As mentioned earlier, many aircraft have an internal pressurizing system to improve cabin atmospheric conditions and oxygen circulation for all on board. In commercial airplanes, there is a limitation of pressurization due to long aircraft dimensions, making the amount of oxygen in the cabin smaller than on the ground. In aerial paths like this, the journey can be extremely tiring. Therefore, remember when flying long distances to choose an aircraft with low “CABIN ALTITUDE”. Thus, the pressurizing will be greater, keeping the condition of the cabin even more similar to the atmospheric condition of the ground and, consequently, making the flight calmer and passengers more relaxed.
Arriving refreshed to your destination is priceless when you are traveling for business or pleasure, and allows you to get ready for your tasks, saving you from a long period of post-flight rest.
One of the greatest problems we can have in a pressurized airplane is BAROTRAUMA, a trauma caused in the middle ear by the pressure difference, which, in some cases, can lead to deafness. How to avoid it? We can start with the simple decision not to fly with congested airways, as the accumulation of phlegm in the nose and ear can cause extremely strong pain and lead to serious problems.

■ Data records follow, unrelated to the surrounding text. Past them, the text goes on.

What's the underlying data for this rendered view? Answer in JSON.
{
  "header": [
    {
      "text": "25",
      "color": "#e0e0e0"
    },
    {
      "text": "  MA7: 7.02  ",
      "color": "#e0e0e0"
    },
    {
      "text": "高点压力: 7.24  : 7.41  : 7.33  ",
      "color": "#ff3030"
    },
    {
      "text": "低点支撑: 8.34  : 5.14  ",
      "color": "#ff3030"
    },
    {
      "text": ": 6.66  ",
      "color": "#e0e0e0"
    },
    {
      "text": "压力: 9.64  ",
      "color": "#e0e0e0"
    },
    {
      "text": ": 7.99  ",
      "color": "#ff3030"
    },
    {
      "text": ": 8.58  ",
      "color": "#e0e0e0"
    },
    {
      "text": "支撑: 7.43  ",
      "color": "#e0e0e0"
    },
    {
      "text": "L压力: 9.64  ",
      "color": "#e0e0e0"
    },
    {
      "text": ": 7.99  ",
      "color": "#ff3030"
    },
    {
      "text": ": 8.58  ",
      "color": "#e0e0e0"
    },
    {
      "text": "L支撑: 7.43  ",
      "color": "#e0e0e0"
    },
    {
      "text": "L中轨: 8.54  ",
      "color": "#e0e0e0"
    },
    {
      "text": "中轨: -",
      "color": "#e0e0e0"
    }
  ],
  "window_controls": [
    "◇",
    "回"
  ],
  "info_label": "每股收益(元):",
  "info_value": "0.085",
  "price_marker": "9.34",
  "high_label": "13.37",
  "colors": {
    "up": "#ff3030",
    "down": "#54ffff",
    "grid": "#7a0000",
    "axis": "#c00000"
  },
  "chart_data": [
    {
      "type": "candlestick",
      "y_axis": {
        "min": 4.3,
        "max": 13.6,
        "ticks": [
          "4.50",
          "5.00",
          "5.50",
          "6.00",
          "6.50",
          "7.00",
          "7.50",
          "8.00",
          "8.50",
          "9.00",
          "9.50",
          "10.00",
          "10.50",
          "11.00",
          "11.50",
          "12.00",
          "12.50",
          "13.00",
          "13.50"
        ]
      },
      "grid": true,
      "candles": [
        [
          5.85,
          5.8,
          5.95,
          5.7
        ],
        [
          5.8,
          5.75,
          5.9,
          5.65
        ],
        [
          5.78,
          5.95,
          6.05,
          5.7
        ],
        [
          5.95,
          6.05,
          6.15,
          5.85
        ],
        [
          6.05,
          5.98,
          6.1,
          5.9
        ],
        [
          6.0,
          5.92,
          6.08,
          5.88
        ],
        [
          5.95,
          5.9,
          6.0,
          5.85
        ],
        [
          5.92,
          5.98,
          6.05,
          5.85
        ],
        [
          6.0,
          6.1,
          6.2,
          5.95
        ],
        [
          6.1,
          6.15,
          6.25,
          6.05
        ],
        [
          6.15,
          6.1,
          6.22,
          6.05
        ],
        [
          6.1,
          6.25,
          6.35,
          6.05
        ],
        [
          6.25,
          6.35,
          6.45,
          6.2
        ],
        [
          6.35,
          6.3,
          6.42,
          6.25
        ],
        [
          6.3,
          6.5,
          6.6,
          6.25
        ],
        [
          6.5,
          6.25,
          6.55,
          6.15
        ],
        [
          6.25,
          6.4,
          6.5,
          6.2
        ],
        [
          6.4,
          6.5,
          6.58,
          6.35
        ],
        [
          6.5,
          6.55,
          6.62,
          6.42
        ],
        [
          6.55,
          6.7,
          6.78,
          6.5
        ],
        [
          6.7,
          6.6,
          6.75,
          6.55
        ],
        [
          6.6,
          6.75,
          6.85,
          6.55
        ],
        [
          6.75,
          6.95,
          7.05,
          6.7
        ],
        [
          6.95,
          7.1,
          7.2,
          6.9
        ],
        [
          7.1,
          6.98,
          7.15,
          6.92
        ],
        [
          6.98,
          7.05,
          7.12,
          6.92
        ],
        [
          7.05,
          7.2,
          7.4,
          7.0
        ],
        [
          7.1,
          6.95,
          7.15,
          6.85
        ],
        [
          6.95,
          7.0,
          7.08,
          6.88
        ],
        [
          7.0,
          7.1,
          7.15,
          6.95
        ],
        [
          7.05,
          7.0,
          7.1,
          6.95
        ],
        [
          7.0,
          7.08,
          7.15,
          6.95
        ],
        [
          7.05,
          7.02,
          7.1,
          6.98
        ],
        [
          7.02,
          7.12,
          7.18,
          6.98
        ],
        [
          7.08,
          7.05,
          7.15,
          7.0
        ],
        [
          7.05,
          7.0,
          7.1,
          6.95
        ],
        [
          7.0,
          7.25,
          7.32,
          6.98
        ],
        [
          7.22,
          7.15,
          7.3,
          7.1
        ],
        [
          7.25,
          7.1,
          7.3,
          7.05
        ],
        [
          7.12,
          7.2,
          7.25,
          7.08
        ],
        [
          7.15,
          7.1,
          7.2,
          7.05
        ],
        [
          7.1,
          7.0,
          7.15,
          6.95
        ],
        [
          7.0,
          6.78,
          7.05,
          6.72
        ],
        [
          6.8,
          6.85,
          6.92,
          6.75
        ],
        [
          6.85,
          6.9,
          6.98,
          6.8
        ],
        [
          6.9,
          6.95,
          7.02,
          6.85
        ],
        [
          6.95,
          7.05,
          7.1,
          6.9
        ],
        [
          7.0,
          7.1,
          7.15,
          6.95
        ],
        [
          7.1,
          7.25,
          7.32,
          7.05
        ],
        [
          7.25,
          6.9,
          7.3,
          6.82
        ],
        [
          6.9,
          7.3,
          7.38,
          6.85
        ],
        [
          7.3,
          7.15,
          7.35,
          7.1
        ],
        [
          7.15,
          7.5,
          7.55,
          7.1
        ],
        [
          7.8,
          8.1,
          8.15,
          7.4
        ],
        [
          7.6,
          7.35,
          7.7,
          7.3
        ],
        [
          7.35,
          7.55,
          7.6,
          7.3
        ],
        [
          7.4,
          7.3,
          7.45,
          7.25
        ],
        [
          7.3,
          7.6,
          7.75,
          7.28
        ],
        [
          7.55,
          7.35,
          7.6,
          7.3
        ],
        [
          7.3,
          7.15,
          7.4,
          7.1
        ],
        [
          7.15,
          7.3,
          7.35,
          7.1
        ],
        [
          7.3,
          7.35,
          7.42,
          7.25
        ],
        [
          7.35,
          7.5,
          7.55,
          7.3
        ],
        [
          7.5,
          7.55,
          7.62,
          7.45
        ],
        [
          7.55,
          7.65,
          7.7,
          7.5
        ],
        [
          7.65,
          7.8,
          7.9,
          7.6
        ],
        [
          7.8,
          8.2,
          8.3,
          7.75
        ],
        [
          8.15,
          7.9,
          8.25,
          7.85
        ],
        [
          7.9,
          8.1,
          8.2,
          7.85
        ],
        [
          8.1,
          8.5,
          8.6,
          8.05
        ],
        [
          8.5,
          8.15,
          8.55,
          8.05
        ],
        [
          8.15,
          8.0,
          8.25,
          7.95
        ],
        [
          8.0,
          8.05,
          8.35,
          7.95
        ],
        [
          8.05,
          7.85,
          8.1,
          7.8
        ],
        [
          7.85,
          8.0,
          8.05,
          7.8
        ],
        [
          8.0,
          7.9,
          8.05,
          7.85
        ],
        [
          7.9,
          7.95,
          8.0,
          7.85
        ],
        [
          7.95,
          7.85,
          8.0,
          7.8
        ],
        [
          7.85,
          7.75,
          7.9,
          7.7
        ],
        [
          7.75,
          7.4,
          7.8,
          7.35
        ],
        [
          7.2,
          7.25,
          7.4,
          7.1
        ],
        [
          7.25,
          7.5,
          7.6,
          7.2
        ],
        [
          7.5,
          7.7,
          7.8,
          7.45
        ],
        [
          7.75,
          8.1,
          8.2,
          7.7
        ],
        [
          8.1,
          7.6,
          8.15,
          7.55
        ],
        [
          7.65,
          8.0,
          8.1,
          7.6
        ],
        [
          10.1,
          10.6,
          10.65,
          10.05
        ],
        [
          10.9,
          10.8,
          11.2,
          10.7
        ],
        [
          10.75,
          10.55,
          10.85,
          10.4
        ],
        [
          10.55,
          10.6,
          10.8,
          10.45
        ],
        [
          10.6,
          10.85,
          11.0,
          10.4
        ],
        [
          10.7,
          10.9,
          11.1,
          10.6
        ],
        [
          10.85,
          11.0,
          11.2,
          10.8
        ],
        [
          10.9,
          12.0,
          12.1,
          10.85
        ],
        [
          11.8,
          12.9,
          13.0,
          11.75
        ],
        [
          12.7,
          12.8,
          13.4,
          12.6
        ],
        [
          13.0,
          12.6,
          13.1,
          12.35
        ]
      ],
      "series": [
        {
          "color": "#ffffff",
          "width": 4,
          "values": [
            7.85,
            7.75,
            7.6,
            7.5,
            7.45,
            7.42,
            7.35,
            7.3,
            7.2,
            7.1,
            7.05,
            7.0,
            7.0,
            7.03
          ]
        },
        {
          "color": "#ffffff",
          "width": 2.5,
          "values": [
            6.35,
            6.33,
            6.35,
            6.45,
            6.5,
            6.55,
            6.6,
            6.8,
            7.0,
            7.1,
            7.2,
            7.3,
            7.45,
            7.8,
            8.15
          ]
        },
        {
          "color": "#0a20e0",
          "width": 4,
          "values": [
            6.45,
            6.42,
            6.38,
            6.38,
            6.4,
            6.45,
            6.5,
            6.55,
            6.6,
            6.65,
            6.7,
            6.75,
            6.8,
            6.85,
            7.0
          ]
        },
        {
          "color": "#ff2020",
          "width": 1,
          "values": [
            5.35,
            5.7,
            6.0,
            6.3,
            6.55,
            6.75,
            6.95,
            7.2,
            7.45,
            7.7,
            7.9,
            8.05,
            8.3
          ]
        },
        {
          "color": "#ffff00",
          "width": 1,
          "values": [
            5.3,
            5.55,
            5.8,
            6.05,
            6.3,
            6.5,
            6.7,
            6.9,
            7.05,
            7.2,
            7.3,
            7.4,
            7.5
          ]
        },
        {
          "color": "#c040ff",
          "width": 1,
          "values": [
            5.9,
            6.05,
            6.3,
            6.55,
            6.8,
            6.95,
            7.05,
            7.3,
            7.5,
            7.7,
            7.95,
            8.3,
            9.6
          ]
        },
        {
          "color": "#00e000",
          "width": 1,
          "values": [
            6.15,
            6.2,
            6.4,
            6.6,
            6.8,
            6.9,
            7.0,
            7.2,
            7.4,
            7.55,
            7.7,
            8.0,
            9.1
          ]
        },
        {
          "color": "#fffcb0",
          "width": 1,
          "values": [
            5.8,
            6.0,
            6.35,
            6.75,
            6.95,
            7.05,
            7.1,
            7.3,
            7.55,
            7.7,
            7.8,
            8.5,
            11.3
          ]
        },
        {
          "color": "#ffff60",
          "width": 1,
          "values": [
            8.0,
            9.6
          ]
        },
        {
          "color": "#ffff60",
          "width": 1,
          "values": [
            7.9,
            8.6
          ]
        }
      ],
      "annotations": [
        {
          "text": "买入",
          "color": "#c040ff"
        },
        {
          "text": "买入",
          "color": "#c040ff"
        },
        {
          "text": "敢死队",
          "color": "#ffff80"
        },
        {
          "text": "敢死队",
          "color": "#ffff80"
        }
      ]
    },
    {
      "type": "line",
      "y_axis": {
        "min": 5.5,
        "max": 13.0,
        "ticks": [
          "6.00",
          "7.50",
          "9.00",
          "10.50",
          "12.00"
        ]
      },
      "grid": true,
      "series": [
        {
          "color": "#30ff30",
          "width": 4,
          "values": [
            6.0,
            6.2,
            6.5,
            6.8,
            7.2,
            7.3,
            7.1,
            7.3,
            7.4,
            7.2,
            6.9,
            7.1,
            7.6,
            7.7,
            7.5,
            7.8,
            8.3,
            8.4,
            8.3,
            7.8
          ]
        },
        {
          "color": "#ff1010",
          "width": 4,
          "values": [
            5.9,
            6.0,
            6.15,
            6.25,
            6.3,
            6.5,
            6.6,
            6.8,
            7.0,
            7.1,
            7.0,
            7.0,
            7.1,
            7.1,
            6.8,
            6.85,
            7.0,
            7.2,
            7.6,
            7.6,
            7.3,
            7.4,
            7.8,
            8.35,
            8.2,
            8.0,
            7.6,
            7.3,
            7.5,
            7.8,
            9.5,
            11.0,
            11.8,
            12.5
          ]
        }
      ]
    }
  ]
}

If flying is necessary, the use of nasal decongestants and medications is recommended (important: consult a physician prior to use of medications). In addition, it is also advised to avoid blowing your nose with too much force in an attempt to unclog it, as this action can generate more pressure and make the situation worse. If you feel a difference in pressure at the time of the takeoff and landing, remember to stay calm and make light movements with your jaw, opening and closing your mouth. This way you will equalize the pressure of the middle ear with the pressure of the cabin.
If you are flying with a child or baby, the difference in pressure is perceived by the child’s gesture of putting their hands to their ears, this can be alleviated by the ingestion of liquids, like baby bottles, stimulating movement with the mouth.
Perhaps the greatest villain of long journeys is jet lag, responsible for enormous fatigue. Crossing through 3 or more time zones and reaching the final destination in the daytime when your body feels as it was supposed to be at night, can have great consequences to your health. If you’ve ever been through this scenario, then you know how uncomfortable it can be.
Jet lag can be avoided with simple changes while traveling, such as avoiding sleeping during flight. Try to rest in the local time at night and avoid spending your first day in bed if you arrive in the morning. When you arrive, take a good shower and go out to see the city, take a walk, eat at the local time, and avoid eating between meals. Also remember to drink plenty of water and try not to use medicines to induce sleep or wake up, which can affect your body and make it difficult to adapt to the new local routine.
Simple tips like these can help make your trip more comfortable and relaxing. That way, you will arrive at your next destination ready for any experience that comes your way.
About the Author
Alison Basso is pilot and the crew member of A32F. In the pilot profession since 2015.